(Data records for software interfaces)
·····

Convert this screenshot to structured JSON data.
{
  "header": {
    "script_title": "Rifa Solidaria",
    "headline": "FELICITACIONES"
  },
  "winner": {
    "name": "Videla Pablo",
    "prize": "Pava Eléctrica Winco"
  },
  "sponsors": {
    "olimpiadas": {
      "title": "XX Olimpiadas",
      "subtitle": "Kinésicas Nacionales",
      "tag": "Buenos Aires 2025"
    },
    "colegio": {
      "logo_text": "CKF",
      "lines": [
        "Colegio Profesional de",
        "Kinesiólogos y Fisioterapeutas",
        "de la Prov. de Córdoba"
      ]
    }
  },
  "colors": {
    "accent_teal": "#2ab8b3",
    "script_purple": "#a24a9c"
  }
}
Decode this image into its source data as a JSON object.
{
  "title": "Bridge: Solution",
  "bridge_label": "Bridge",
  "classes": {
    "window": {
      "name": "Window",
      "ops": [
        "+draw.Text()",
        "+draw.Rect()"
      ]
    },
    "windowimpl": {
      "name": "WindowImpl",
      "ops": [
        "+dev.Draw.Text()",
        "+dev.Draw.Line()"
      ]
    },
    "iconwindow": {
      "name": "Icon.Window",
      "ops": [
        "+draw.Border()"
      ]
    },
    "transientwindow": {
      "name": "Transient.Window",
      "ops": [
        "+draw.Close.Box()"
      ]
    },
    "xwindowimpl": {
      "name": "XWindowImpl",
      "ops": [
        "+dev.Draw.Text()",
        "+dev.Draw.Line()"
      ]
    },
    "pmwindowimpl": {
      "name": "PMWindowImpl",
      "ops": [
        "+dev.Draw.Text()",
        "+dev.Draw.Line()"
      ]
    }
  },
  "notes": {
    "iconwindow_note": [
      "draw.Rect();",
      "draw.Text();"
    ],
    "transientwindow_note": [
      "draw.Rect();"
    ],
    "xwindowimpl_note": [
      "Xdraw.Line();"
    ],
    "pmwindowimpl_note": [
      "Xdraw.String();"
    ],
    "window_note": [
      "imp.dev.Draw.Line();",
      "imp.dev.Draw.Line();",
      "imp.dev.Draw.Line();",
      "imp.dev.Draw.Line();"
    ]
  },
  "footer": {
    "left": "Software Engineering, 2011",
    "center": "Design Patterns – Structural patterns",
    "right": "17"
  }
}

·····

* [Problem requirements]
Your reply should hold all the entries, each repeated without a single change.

* [Solution]
Convert this screenshot to structured JSON data.
{
  "header": {
    "script_title": "Rifa Solidaria",
    "headline": "FELICITACIONES"
  },
  "winner": {
    "name": "Videla Pablo",
    "prize": "Pava Eléctrica Winco"
  },
  "sponsors": {
    "olimpiadas": {
      "title": "XX Olimpiadas",
      "subtitle": "Kinésicas Nacionales",
      "tag": "Buenos Aires 2025"
    },
    "colegio": {
      "logo_text": "CKF",
      "lines": [
        "Colegio Profesional de",
        "Kinesiólogos y Fisioterapeutas",
        "de la Prov. de Córdoba"
      ]
    }
  },
  "colors": {
    "accent_teal": "#2ab8b3",
    "script_purple": "#a24a9c"
  }
}
Decode this image into its source data as a JSON object.
{
  "title": "Bridge: Solution",
  "bridge_label": "Bridge",
  "classes": {
    "window": {
      "name": "Window",
      "ops": [
        "+draw.Text()",
        "+draw.Rect()"
      ]
    },
    "windowimpl": {
      "name": "WindowImpl",
      "ops": [
        "+dev.Draw.Text()",
        "+dev.Draw.Line()"
      ]
    },
    "iconwindow": {
      "name": "Icon.Window",
      "ops": [
        "+draw.Border()"
      ]
    },
    "transientwindow": {
      "name": "Transient.Window",
      "ops": [
        "+draw.Close.Box()"
      ]
    },
    "xwindowimpl": {
      "name": "XWindowImpl",
      "ops": [
        "+dev.Draw.Text()",
        "+dev.Draw.Line()"
      ]
    },
    "pmwindowimpl": {
      "name": "PMWindowImpl",
      "ops": [
        "+dev.Draw.Text()",
        "+dev.Draw.Line()"
      ]
    }
  },
  "notes": {
    "iconwindow_note": [
      "draw.Rect();",
      "draw.Text();"
    ],
    "transientwindow_note": [
      "draw.Rect();"
    ],
    "xwindowimpl_note": [
      "Xdraw.Line();"
    ],
    "pmwindowimpl_note": [
      "Xdraw.String();"
    ],
    "window_note": [
      "imp.dev.Draw.Line();",
      "imp.dev.Draw.Line();",
      "imp.dev.Draw.Line();",
      "imp.dev.Draw.Line();"
    ]
  },
  "footer": {
    "left": "Software Engineering, 2011",
    "center": "Design Patterns – Structural patterns",
    "right": "17"
  }
}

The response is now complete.